Over the last few years, the recession has caused many construction companies to step out of their comfort zones just to stay competitive. For some, this means taking on larger projects or new types of work. For others, it means expanding into other states or even exploring international options.

If you do business in several states, it’s critical to understand how each state’s sales and use tax laws will affect your business. Please note: Multistate tax issues are complex — particularly in the construction industry — so a detailed explanation is well beyond the scope of this article. Our intention here is to help illustrate the importance of examining these issues before you bid on an out-of-state project.

Know your costs

As you know, accurate estimates are essential to a contractor’s success. One mistake can make the difference between a profitable job and a loser. Before you take on work in another state, it’s important to understand how that state’s tax laws differ from those in your home state.

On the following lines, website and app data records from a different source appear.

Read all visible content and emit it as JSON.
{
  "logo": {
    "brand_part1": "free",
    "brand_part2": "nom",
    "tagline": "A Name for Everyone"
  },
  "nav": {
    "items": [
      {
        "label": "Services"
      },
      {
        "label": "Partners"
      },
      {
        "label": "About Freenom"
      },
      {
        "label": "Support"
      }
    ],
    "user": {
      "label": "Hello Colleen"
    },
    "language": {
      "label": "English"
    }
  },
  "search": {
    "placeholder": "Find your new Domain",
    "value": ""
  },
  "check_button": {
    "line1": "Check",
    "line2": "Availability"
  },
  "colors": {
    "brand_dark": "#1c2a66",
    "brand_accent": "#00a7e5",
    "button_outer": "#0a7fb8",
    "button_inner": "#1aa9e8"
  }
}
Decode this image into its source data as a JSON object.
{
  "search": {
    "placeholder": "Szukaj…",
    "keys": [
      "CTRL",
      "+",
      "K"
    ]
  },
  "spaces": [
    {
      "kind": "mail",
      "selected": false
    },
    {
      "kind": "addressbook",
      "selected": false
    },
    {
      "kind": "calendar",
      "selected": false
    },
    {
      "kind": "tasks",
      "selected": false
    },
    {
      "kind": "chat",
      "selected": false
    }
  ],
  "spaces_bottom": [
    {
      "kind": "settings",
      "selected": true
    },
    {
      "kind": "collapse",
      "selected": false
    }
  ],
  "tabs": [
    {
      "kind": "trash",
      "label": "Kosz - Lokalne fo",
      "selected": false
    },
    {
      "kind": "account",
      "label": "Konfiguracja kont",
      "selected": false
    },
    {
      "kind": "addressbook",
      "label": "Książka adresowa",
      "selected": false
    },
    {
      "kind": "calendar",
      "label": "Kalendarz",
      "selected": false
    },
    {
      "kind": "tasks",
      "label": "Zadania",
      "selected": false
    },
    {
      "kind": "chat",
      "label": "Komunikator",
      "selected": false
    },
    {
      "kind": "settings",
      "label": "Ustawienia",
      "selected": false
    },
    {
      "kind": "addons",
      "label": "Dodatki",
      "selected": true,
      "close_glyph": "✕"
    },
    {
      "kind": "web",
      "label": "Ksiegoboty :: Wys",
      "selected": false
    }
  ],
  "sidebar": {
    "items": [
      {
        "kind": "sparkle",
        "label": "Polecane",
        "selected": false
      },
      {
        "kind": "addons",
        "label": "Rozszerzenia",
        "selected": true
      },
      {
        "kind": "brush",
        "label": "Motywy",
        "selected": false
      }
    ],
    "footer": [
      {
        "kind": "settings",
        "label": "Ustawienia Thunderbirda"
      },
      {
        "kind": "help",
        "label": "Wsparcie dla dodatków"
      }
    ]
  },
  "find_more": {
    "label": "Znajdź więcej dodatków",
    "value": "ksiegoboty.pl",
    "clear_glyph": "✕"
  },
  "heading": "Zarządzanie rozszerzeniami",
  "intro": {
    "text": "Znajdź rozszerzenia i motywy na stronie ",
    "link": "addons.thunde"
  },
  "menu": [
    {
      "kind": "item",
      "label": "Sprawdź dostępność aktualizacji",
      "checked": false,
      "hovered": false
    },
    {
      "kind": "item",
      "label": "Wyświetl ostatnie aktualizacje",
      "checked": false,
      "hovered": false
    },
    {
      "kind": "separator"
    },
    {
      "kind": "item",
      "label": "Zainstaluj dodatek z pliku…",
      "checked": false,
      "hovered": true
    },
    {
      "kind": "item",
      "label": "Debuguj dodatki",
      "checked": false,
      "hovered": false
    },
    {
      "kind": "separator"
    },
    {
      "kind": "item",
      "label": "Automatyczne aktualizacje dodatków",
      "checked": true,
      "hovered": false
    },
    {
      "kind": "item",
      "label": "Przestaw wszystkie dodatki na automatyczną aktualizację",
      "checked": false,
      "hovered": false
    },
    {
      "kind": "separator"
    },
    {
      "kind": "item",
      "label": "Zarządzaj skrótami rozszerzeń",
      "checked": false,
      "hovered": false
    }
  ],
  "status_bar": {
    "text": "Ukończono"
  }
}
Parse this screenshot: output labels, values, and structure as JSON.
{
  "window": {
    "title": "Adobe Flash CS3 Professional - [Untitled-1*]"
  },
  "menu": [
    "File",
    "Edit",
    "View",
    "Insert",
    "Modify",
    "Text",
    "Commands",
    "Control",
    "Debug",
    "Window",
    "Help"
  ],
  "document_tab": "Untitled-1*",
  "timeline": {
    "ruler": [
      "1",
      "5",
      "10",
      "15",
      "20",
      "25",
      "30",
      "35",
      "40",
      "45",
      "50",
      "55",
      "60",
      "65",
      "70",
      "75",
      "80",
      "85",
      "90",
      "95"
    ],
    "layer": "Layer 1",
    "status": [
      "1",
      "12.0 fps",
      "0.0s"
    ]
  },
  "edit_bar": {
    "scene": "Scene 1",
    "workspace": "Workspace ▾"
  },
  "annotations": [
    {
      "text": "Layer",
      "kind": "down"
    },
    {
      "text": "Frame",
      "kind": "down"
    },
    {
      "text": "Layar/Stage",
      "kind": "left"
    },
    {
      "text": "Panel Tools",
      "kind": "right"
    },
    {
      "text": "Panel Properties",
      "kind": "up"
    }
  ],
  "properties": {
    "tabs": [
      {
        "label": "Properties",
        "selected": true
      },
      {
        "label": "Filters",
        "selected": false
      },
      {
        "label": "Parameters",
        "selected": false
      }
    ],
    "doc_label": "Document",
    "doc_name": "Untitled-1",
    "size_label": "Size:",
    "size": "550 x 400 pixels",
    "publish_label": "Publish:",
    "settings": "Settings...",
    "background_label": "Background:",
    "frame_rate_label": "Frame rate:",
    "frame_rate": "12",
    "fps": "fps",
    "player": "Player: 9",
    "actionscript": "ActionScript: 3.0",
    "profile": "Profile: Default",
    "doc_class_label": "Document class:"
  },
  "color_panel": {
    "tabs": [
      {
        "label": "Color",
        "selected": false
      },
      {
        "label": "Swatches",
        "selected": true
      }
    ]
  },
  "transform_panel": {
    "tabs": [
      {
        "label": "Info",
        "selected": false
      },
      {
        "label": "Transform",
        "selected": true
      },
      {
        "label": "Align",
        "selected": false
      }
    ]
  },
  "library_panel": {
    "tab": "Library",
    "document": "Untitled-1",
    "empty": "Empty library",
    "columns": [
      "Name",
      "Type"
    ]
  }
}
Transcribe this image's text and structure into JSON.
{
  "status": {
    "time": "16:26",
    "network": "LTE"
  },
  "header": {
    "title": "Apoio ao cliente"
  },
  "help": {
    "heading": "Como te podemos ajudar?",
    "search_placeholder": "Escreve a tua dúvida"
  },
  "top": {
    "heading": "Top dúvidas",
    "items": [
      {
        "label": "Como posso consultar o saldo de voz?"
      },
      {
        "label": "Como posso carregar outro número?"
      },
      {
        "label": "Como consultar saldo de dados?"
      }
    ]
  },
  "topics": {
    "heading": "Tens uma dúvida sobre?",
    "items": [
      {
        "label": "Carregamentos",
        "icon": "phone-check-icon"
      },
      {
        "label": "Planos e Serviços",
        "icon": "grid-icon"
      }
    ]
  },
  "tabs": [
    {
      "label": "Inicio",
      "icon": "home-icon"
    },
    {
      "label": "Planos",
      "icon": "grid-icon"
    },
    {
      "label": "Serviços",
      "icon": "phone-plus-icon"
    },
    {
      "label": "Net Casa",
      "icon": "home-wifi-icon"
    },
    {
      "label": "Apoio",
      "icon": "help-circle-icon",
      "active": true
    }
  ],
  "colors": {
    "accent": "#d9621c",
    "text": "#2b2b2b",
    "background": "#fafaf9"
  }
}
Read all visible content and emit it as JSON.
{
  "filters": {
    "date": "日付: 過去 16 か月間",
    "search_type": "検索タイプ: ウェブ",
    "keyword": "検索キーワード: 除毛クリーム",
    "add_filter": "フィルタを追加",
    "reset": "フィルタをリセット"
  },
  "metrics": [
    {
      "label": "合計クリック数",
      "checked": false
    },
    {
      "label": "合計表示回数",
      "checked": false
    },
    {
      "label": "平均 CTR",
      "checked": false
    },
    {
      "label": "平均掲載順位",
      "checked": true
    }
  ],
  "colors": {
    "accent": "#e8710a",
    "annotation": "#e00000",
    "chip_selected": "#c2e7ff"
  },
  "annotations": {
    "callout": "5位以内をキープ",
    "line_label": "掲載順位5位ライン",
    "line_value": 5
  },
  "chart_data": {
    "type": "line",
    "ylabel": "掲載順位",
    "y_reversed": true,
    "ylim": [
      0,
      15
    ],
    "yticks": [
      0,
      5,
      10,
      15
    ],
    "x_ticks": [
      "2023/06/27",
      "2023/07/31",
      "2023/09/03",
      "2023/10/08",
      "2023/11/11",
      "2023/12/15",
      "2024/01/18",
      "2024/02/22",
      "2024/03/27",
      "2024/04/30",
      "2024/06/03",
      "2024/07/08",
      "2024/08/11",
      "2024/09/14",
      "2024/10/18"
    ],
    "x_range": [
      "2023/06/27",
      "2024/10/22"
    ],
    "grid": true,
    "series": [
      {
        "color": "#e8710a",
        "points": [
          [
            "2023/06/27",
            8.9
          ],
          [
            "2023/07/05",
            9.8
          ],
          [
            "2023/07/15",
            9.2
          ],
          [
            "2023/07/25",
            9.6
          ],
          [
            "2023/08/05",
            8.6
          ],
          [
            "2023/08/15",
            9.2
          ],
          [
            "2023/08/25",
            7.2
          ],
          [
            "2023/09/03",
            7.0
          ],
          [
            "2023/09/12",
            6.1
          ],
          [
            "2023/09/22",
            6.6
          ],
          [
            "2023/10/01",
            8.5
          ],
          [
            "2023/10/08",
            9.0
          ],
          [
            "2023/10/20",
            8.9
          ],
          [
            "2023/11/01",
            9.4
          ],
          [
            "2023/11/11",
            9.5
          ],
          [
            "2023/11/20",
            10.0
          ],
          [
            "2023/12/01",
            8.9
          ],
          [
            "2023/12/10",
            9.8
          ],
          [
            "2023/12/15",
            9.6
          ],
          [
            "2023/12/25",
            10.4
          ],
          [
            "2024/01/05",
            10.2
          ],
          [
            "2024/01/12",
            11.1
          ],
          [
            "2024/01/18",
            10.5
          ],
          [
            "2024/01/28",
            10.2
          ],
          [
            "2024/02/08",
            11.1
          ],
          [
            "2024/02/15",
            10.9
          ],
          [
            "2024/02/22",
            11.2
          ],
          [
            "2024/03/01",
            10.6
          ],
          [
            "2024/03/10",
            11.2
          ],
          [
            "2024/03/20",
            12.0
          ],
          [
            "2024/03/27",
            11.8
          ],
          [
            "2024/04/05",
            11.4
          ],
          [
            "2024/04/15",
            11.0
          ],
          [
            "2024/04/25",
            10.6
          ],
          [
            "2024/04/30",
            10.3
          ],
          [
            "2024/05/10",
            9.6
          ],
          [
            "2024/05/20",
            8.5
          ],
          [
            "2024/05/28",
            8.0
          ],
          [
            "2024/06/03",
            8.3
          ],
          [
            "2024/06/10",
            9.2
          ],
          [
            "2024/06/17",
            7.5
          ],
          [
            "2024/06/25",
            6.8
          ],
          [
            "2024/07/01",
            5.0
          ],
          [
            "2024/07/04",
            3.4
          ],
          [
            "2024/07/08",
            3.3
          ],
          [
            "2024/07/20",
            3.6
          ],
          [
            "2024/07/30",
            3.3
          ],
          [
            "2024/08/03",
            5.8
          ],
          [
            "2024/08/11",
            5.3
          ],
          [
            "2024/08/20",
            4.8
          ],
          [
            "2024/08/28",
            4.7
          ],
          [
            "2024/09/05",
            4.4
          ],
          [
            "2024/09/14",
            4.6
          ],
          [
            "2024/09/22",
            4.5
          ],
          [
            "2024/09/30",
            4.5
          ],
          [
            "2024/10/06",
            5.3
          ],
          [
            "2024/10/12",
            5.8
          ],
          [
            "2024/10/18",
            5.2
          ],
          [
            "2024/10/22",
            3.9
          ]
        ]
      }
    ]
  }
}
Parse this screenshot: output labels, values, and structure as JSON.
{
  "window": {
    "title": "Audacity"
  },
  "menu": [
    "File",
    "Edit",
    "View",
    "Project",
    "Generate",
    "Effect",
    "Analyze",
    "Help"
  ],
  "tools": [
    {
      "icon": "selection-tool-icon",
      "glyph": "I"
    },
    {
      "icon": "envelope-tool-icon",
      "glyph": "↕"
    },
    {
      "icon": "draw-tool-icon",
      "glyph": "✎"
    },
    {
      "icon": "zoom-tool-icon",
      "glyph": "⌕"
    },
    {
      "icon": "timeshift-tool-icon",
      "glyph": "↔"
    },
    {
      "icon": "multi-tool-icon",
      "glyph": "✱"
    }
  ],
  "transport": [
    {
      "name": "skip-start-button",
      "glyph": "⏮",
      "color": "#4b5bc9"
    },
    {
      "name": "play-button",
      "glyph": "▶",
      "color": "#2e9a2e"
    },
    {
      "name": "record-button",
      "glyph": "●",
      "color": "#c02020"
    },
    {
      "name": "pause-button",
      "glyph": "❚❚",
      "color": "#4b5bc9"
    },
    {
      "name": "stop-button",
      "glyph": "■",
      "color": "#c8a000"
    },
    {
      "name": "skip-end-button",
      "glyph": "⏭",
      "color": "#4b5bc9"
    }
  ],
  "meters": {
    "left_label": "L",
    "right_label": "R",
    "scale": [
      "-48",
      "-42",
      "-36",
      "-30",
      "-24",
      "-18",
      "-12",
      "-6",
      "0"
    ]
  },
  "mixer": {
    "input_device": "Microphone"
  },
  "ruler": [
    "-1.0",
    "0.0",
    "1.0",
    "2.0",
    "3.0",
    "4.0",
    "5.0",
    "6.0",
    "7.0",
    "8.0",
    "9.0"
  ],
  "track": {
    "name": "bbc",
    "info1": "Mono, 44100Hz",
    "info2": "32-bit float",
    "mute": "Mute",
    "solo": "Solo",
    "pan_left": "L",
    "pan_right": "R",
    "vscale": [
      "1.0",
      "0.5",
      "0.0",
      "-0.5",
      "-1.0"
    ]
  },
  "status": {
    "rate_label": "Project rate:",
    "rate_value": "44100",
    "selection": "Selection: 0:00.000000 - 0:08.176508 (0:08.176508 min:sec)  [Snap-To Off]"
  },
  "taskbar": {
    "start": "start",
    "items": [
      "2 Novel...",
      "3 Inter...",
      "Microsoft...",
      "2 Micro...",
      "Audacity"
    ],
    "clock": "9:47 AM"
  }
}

Getting a handle on multistate tax issues will help you avoid underestimating your tax costs on a job. It may also help you identify opportunities to reduce your tax bill.

Avoid the traps

Sales and use tax laws and regulations can vary widely from state to state, and these differences can create traps for the unwary. In most states, contractors are treated as the ultimate consumers of building materials that are incorporated into a construction project. This means that the contractor pays sales or use tax on its materials purchases and treats those taxes as a cost of doing business that’s passed on to the customer.

In a handful of states, however, construction services are subject to sales tax. In those states, the contractor collects sales tax from its customer on the gross proceeds under the contract. Because the customer is treated as the ultimate consumer in these states, the contractor’s materials purchases are tax-exempt.

Many states also require contractors to collect sales tax from their customers under “retail sale plus installation” contracts. These are contracts under which materials are separately described, itemized and priced. The customer receives title to materials (and assumes the risk of loss) when they’re delivered to the job site.

Understand the differences

States also differ in their treatment of contracts with tax-exempt entities. All sales to the U.S. government are tax-exempt, while many states also exempt sales to certain state and local government agencies and certain not-for-profit organizations.

In some states, provided certain requirements are met, a contractor that purchases materials for a contract with a tax-exempt entity can take advantage of the customer’s exemption and avoid sales and use taxes altogether. In others, materials are tax-exempt only if the entity purchases them directly. In those states, you may be able to avoid taxes by having your customer supply the materials rather than purchasing them yourself.

Plan carefully

If you’re expanding the geographical reach of your business to other states, plan carefully to ensure that you estimate your costs accurately. Only by familiarizing yourself with the tax laws in these states can you determine whether you’ll need to collect sales and use taxes from your customer, pay the tax yourself and incorporate the cost into your bid, or take steps to qualify for an exemption.

As mentioned above, this article is meant to provide just a few examples of the risks and opportunities associated with multistate sales and use taxes. Your tax advisor can help you deal with the many complexities involved, as well as provide assistance with multistate issues associated with other taxes, such as income and franchise taxes.